Of course, stopping each side’s unrealistic proposals became useful trophies for the other side to help sell to their Members as they round up the votes for the deal.
It wouldn’t be a negotiation if each side weren’t holding hostages and threatening to shoot them. Republicans, bolstered by their tea party ranks, had Democrats backed up time and again, especially over the debt ceiling. And taxes are the biggest hostage of all, but not the only one. Each party gave up their tax hostages in this deal but are keeping their spending hostages for the next round — when the debt ceiling and the sequester will again be front-and-center.
And that brings us to this:
Past Is Prologue
Each kick of the can has boxed in one side or the other for the next round. Republicans extracted a series of spending cut promises and tax cut extensions from Obama in 2010 and 2011, but the president in turn built up his leverage for just this moment — when just after re-election a cliff largely targeting GOP priorities was set to hit.

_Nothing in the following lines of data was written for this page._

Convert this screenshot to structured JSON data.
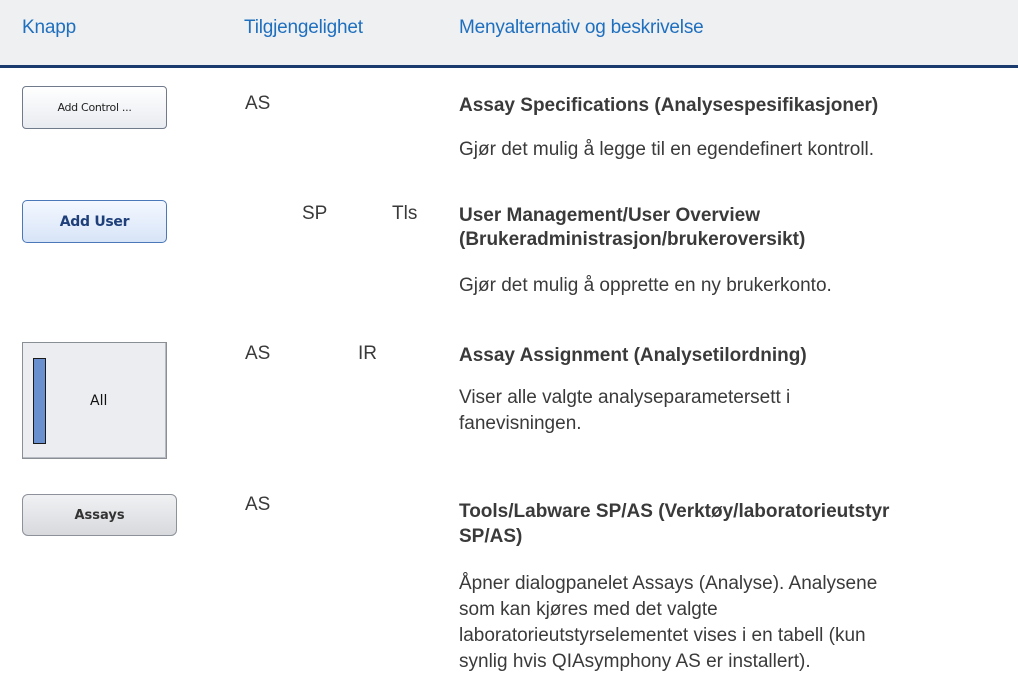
{
  "header": {
    "col_button": "Knapp",
    "col_availability": "Tilgjengelighet",
    "col_menu": "Menyalternativ og beskrivelse"
  },
  "rows": [
    {
      "button_label": "Add Control ...",
      "availability": [
        "AS"
      ],
      "title": "Assay Specifications (Analysespesifikasjoner)",
      "description": "Gjør det mulig å legge til en egendefinert kontroll."
    },
    {
      "button_label": "Add User",
      "availability": [
        "SP",
        "Tls"
      ],
      "title_line1": "User Management/User Overview",
      "title_line2": "(Brukeradministrasjon/brukeroversikt)",
      "description": "Gjør det mulig å opprette en ny brukerkonto."
    },
    {
      "button_label": "All",
      "availability": [
        "AS",
        "IR"
      ],
      "title": "Assay Assignment (Analysetilordning)",
      "description_line1": "Viser alle valgte analyseparametersett i",
      "description_line2": "fanevisningen."
    },
    {
      "button_label": "Assays",
      "availability": [
        "AS"
      ],
      "title_line1": "Tools/Labware SP/AS (Verktøy/laboratorieutstyr",
      "title_line2": "SP/AS)",
      "description_line1": "Åpner dialogpanelet Assays (Analyse). Analysene",
      "description_line2": "som kan kjøres med det valgte",
      "description_line3": "laboratorieutstyrselementet vises i en tabell (kun",
      "description_line4": "synlig hvis QIAsymphony AS er installert)."
    }
  ]
}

This time, the tables may be turned — Obama will get $600 billion in revenue up front — but the GOP is betting that it will have more leverage in the spending and debt fight to come, with the threat of trillions in automatic tax hikes off the table.
Obama vowed Monday that wouldn’t be the case and that he will insist on additional revenue in 2013’s looming fights over the deficit, but he’ll no longer have as big a cudgel to force the GOP to the table. Moreover, an upfront grand bargain almost certainly would have complied at least technically with Grover Norquist’s anti-tax pledge, because it would have scored as a tax cut relative to current law. That won’t be the case next year. With permanent tax cut extensions likely headed for Obama’s signature, any new revenue next year would be scored as a tax increase, and presumably a clear violation of the pledge.
And in the next round, Obama’s vow not to negotiate over the debt ceiling will run headlong into Boehner’s treasured “Boehner Rule,” a demand for $1 in deficit cuts for every $1 in new debt.
Vice President Joe Biden waits to conduct a mock swearing-in ceremony with Sen. Brian Schatz, D-Hawaii, in the Capitol's Old Senate Chamber, December 2, 2014. Schatz was sworn in to serve the remainder of his term since he was appointed to the seat after Sen. Daniel Inouye, D-Hawaii, passed away.